He was once the secretary-general of the African Bar Association, between 1978 and 1980, a time he also held the same position for the Inter-African Union of Lawyers.
Wako studied law at the University of Dar es Salaam in Tanzania.
He also studied economics at the University of London in the United Kingdom.
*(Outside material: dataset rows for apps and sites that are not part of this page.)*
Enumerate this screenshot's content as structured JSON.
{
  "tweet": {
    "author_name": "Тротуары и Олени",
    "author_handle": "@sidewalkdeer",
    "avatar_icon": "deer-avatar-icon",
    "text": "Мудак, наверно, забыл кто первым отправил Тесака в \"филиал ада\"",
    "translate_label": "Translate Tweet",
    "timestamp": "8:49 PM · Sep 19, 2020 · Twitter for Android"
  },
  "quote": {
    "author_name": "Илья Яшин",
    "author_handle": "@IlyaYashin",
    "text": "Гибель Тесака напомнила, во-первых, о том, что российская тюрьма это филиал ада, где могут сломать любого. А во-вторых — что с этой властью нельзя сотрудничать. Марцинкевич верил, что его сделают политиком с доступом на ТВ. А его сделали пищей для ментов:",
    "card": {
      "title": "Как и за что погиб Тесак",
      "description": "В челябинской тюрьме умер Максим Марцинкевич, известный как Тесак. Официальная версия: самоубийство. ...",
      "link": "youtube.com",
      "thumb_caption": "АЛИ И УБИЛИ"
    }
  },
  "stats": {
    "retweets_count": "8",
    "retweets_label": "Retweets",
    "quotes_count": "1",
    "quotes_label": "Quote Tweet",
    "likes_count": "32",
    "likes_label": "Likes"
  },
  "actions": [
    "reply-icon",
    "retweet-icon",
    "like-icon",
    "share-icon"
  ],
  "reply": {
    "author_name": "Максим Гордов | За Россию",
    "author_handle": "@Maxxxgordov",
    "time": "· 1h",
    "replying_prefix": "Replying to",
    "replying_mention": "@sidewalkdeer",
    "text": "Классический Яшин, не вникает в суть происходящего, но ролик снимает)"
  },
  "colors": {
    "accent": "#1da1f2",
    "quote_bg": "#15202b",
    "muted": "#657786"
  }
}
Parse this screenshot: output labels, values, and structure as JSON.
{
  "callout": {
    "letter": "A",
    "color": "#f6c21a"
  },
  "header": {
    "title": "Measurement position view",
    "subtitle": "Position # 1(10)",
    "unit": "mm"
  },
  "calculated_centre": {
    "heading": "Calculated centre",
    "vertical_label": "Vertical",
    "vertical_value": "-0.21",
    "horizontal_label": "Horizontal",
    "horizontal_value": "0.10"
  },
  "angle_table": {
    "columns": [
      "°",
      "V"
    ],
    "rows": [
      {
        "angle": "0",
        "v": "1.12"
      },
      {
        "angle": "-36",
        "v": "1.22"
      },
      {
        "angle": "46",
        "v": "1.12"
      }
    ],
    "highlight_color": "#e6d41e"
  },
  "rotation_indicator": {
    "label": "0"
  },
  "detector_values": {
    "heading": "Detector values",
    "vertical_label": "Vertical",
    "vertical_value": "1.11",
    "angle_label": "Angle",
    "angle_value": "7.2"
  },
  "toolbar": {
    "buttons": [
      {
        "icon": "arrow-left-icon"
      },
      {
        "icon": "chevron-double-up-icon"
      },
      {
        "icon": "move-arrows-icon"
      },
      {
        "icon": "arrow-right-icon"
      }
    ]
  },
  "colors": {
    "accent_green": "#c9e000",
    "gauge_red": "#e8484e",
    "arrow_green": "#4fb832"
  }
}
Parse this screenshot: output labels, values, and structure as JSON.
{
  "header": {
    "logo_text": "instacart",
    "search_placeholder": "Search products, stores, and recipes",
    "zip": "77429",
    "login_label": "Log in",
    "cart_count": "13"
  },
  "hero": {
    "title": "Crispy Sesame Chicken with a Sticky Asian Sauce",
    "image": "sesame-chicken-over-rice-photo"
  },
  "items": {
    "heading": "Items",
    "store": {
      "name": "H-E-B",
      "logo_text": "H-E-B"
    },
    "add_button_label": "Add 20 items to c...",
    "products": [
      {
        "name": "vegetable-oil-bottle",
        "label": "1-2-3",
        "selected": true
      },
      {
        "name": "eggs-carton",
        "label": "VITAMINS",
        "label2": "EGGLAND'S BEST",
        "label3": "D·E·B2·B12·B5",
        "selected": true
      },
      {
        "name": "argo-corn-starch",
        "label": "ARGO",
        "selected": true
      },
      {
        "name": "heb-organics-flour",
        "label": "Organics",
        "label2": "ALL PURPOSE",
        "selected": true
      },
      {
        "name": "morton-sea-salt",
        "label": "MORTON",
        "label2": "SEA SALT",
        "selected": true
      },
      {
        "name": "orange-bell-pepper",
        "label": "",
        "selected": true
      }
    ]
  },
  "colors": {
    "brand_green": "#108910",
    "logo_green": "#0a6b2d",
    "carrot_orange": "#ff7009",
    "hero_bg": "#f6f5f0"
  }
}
He earned a postgraduate degree in law from the same institution.
Mr Wako will serve under Indian lawyer and Secretary-General of the Indian Society of International Law Narinder Singh, who has been elected chairman.
The commission has two vice-chairmen.
The second vice-chairman’s post went to Czech law academic Pavel Sturma.
The commission’s members also voted in Mathias Forteau of France as chairman of the Drafting Committee, while Marcelo Vazquez-Bermudez of Ecuador was elected rapporteur.
The International Law Commission, established by the UN General Assembly in 1948, consists of members who are “persons of recognised competence in international law”.
Its membership is drawn from diplomats, practicing lawyers, government ministers, international law lecturers as well as officials in international organisations.
Its main function has been to publish discussions and decisions on international legal subjects.